6-25 Page 4A.inddEarly morning began with the sounds of tractors cranking out at the barn. I could stand on the front porch in my cotton pajamas and watch Leroy leave the barnyard on the Super M. Uncle Jack would be out there directing the day.

He’d be wearing one of his khaki shirt and pants that were like a summer time uniform with a tan ballcap and sunglasses. He always had a pack of Lucky Strikes in his shirt pocket and a cigarette lighter in his right-hand pants pocket.

He was wiry and energetic and always working. We loved to hear him tell a story or describe almost anything going on. He could make the most mundane activity sound exciting. And to him it was. He covered ground like a racehorse and never shirked a task.

To this day, if I see a green pickup truck, Uncle Jack comes to mind. He’d always have something in the back of the truck hauling it out to the fields or bringing it back. It might be fertilizer or seed, gas for the tractors or water for the hands.

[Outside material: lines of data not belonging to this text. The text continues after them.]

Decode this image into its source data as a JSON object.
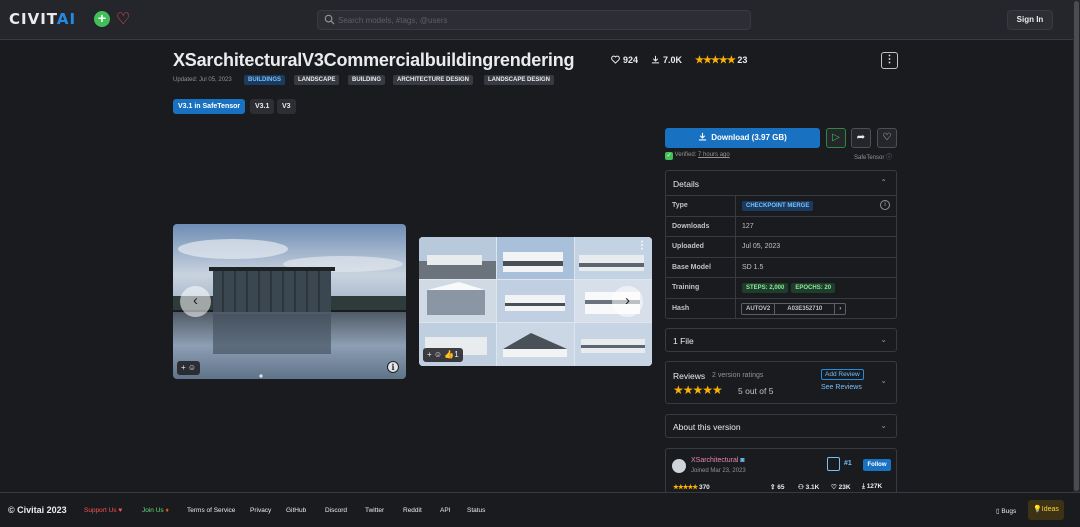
{
  "header": {
    "logo_civit": "CIVIT",
    "logo_ai": "AI",
    "search_placeholder": "Search models, #tags, @users",
    "signin_label": "Sign In"
  },
  "model": {
    "title": "XSarchitecturalV3Commercialbuildingrendering",
    "likes": "924",
    "downloads": "7.0K",
    "rating_count": "23",
    "updated": "Updated: Jul 05, 2023",
    "tags": [
      "BUILDINGS",
      "LANDSCAPE",
      "BUILDING",
      "ARCHITECTURE DESIGN",
      "LANDSCAPE DESIGN"
    ],
    "versions": [
      "V3.1 in SafeTensor",
      "V3.1",
      "V3"
    ]
  },
  "gallery": {
    "card1_reaction": "+ ☺",
    "card2_reaction": "+ ☺",
    "card2_like_count": "1"
  },
  "sidebar": {
    "download_label": "Download (3.97 GB)",
    "verified_label": "Verified:",
    "verified_time": "7 hours ago",
    "format_label": "SafeTensor",
    "details_title": "Details",
    "details": {
      "type_label": "Type",
      "type_value": "CHECKPOINT MERGE",
      "downloads_label": "Downloads",
      "downloads_value": "127",
      "uploaded_label": "Uploaded",
      "uploaded_value": "Jul 05, 2023",
      "base_model_label": "Base Model",
      "base_model_value": "SD 1.5",
      "training_label": "Training",
      "steps_value": "STEPS: 2,000",
      "epochs_value": "EPOCHS: 20",
      "hash_label": "Hash",
      "hash_type": "AUTOV2",
      "hash_value": "A03E352710"
    },
    "files_title": "1 File",
    "reviews_title": "Reviews",
    "reviews_subtitle": "2 version ratings",
    "reviews_score": "5 out of 5",
    "add_review_label": "Add Review",
    "see_reviews_label": "See Reviews",
    "about_title": "About this version",
    "author": {
      "name": "XSarchitectural",
      "joined": "Joined Mar 23, 2023",
      "rank": "#1",
      "follow_label": "Follow",
      "rating_count": "370",
      "uploads": "65",
      "followers": "3.1K",
      "likes": "23K",
      "downloads": "127K"
    }
  },
  "footer": {
    "copyright": "© Civitai 2023",
    "support": "Support Us",
    "join": "Join Us",
    "links": [
      "Terms of Service",
      "Privacy",
      "GitHub",
      "Discord",
      "Twitter",
      "Reddit",
      "API",
      "Status"
    ],
    "bugs": "Bugs",
    "ideas": "Ideas"
  },
  "colors": {
    "accent": "#1971c2",
    "star": "#fab005",
    "background": "#1a1b1e"
  }
}
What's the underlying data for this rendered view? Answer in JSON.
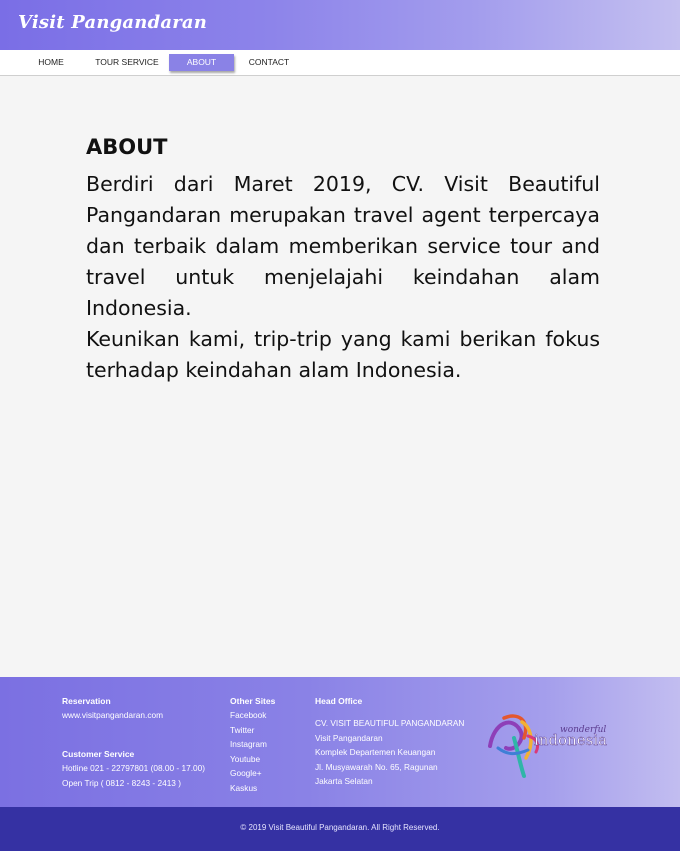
{
  "site": {
    "logo": "Visit Pangandaran"
  },
  "nav": {
    "items": [
      {
        "label": "HOME"
      },
      {
        "label": "TOUR SERVICE"
      },
      {
        "label": "ABOUT"
      },
      {
        "label": "CONTACT"
      }
    ],
    "active": "ABOUT"
  },
  "main": {
    "title": "ABOUT",
    "paragraphs": [
      "Berdiri dari Maret 2019, CV. Visit Beautiful Pangandaran merupakan travel agent terpercaya dan terbaik dalam memberikan service tour and travel untuk menjelajahi keindahan alam Indonesia.",
      "Keunikan kami, trip-trip yang kami berikan fokus terhadap keindahan alam Indonesia."
    ]
  },
  "footer": {
    "reservation": {
      "heading": "Reservation",
      "website": "www.visitpangandaran.com"
    },
    "customer_service": {
      "heading": "Customer Service",
      "hotline": "Hotline 021 - 22797801 (08.00 - 17.00)",
      "open_trip": "Open Trip ( 0812 - 8243 - 2413 )"
    },
    "other_sites": {
      "heading": "Other Sites",
      "links": [
        "Facebook",
        "Twitter",
        "Instagram",
        "Youtube",
        "Google+",
        "Kaskus"
      ]
    },
    "head_office": {
      "heading": "Head Office",
      "lines": [
        "CV. VISIT BEAUTIFUL PANGANDARAN",
        "Visit Pangandaran",
        "Komplek Departemen Keuangan",
        "Jl. Musyawarah No. 65, Ragunan",
        "Jakarta Selatan"
      ]
    },
    "brand_logo": {
      "top": "wonderful",
      "main": "indonesia"
    },
    "copyright": "© 2019 Visit Beautiful Pangandaran. All Right Reserved."
  },
  "colors": {
    "header_accent": "#7a6ee6",
    "nav_active": "#8a82e6",
    "footer_bottom": "#3531a3"
  }
}
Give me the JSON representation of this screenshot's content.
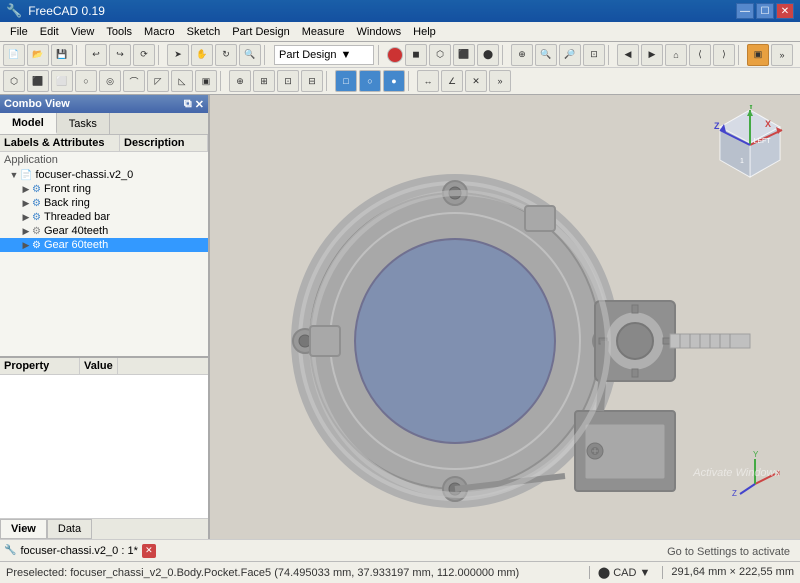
{
  "titleBar": {
    "icon": "🔧",
    "title": "FreeCAD 0.19",
    "controls": [
      "—",
      "☐",
      "✕"
    ]
  },
  "menuBar": {
    "items": [
      "File",
      "Edit",
      "View",
      "Tools",
      "Macro",
      "Sketch",
      "Part Design",
      "Measure",
      "Windows",
      "Help"
    ]
  },
  "toolbar": {
    "workbench": "Part Design",
    "workbench_label": "Part Design"
  },
  "comboView": {
    "title": "Combo View",
    "tabs": [
      "Model",
      "Tasks"
    ],
    "activeTab": "Model",
    "treeColumns": [
      "Labels & Attributes",
      "Description"
    ],
    "application_label": "Application",
    "tree": [
      {
        "id": "root",
        "label": "focuser-chassi.v2_0",
        "indent": 0,
        "expanded": true,
        "icon": "📄",
        "arrow": "▼",
        "selected": false
      },
      {
        "id": "front",
        "label": "Front ring",
        "indent": 1,
        "expanded": false,
        "icon": "⚙",
        "arrow": "▶",
        "selected": false
      },
      {
        "id": "back",
        "label": "Back ring",
        "indent": 1,
        "expanded": false,
        "icon": "⚙",
        "arrow": "▶",
        "selected": false
      },
      {
        "id": "threaded",
        "label": "Threaded bar",
        "indent": 1,
        "expanded": false,
        "icon": "⚙",
        "arrow": "▶",
        "selected": false
      },
      {
        "id": "gear40",
        "label": "Gear 40teeth",
        "indent": 1,
        "expanded": false,
        "icon": "⚙",
        "arrow": "▶",
        "selected": false
      },
      {
        "id": "gear60",
        "label": "Gear 60teeth",
        "indent": 1,
        "expanded": false,
        "icon": "⚙",
        "arrow": "▶",
        "selected": true
      }
    ]
  },
  "propertyPanel": {
    "columns": [
      "Property",
      "Value"
    ]
  },
  "bottomTabs": {
    "items": [
      "View",
      "Data"
    ]
  },
  "fileTab": {
    "icon": "🔧",
    "name": "focuser-chassi.v2_0 : 1*"
  },
  "statusBar": {
    "message": "Preselected: focuser_chassi_v2_0.Body.Pocket.Face5 (74.495033 mm, 37.933197 mm, 112.000000 mm)",
    "cad": "⬤ CAD ▼",
    "dimensions": "291,64 mm × 222,55 mm",
    "watermark": "Activate Windows"
  }
}
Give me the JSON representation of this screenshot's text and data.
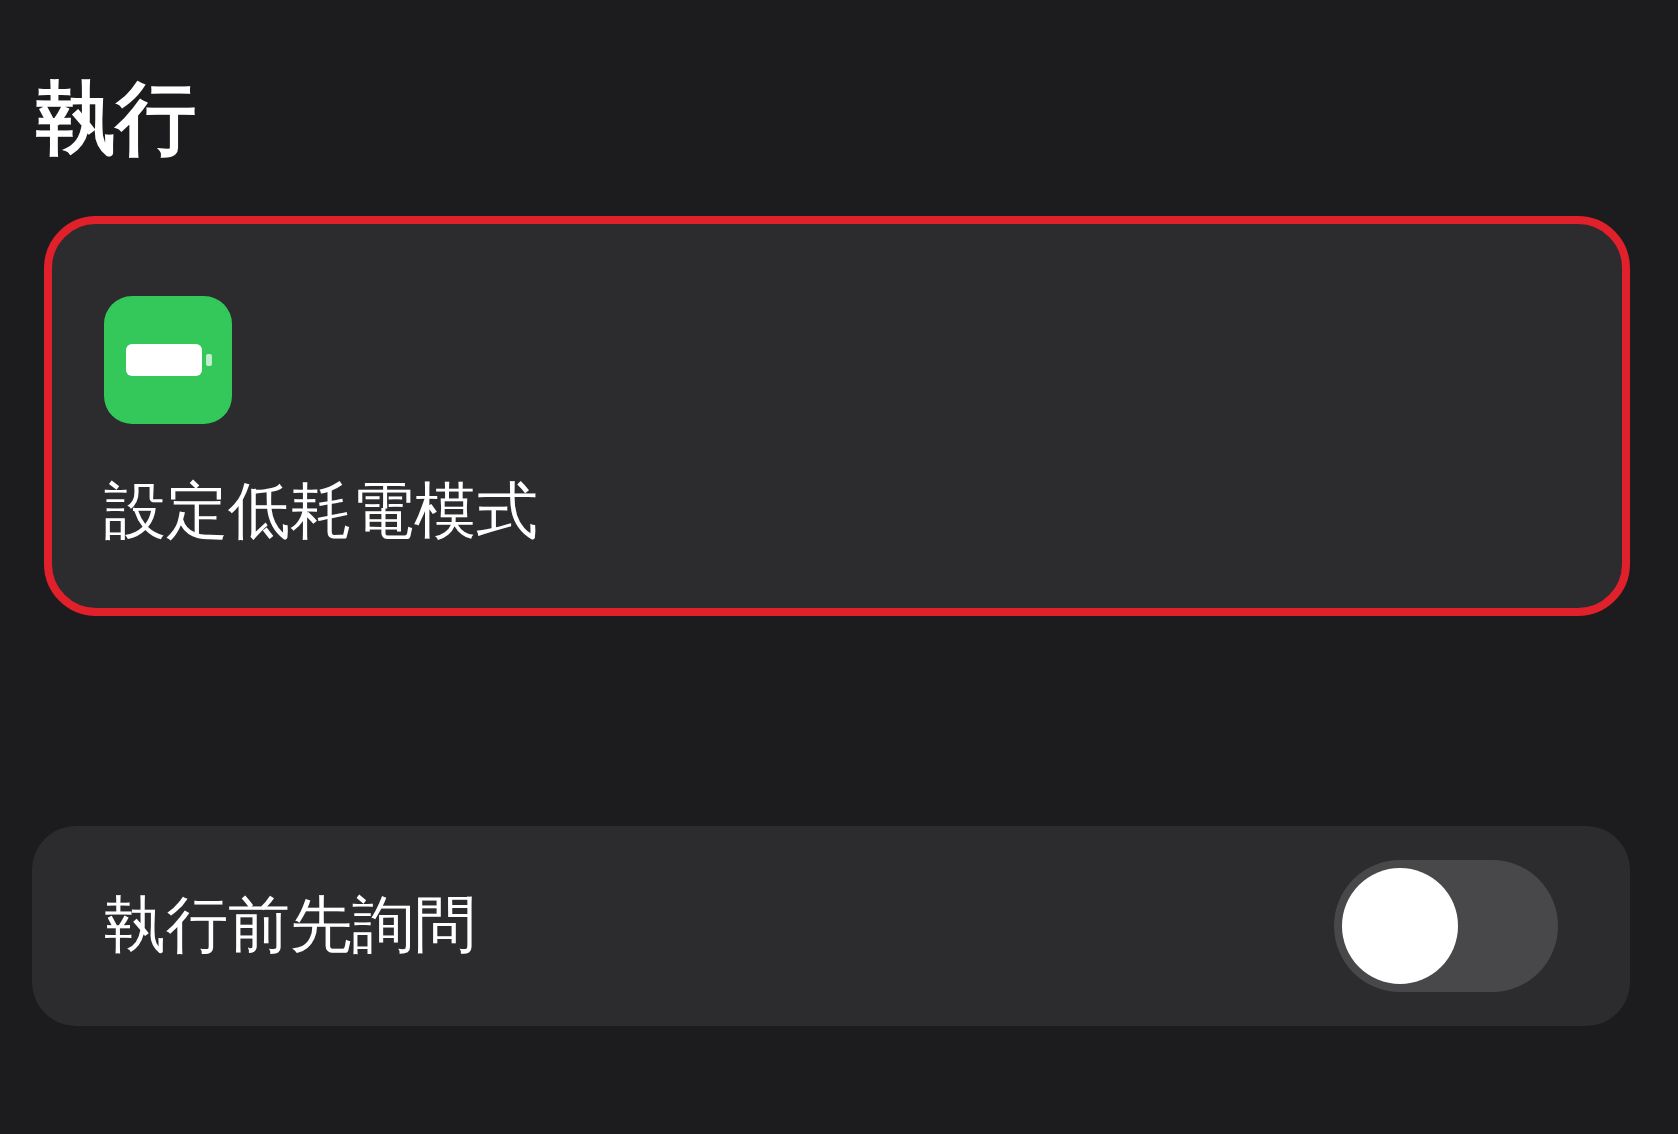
{
  "section_title": "執行",
  "action_card": {
    "label": "設定低耗電模式",
    "highlighted": true
  },
  "setting_row": {
    "label": "執行前先詢問",
    "on": false
  }
}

After everything was started for the day’s work, he’d drive back to the house. We could hear him coming up the front steps and opening the screen door. It always squeaked when it opened. He’d walk down the long hall calling for Grandmamma, although he could count on almost always finding her in the kitchen. When Grandmamma heard him coming, she’d set a cup and saucer on the kitchen table and have the coffee pot ready.

In he’d come, always wearing a big smile and bringing the outdoors into the kitchen. He smelled like tobacco and gasoline and oil and cotton dust. He’d take off his sunglasses and lay them on the table and sit down for a few minutes to drink his coffee. Grandmamma would sit down with him, and they’d spend a few minutes talking. He’d always be full of news, as he was the farm’s link with town and what was happening on other farms.

Buie Company was having a sale on sugar, Nip Ellers had some fresh fish just in, gas was 27 cents a gallon, and had we heard about the goings-on at the new church out near the gin store? The new preacher had absconded with the offering and the organist, and nobody knew where they’d gone. This was unbelievable news, but it was almost impossible to shock Grandmamma. Her response was, “Well, I’m not surprised. He was too good-looking for his own good.”

She’d report her plans to make a pound cake, as we had extra butter and the hens had begun laying more eggs, a regular spring event. She’d have already brought in the pail of fresh milk. It would be sitting next to the kitchen sink ready to be strained.

Butter-making would happen when we got home from school. That was my job, and I enjoyed it. Gathering the eggs was another of my jobs. Truthfully, I dreaded it, as the hens were always trying to set in spring and were a little cranky about being disturbed and having their eggs stolen. I was a little afraid of them, as I’d been pecked a time or two. It wasn’t that being pecked was that painful. It was always the surprise of the attack I found unsettling. They were a sneaky bunch and unpredictable.

I’d listen to them talk while I finished breakfast. It would by then be time for the bus, which came by faithfully by 7:30. We’d often wait for it on the front porch and get a good look at the day’s beginning when the dew was still on the grass. Spring on the farm was a good time to be alive.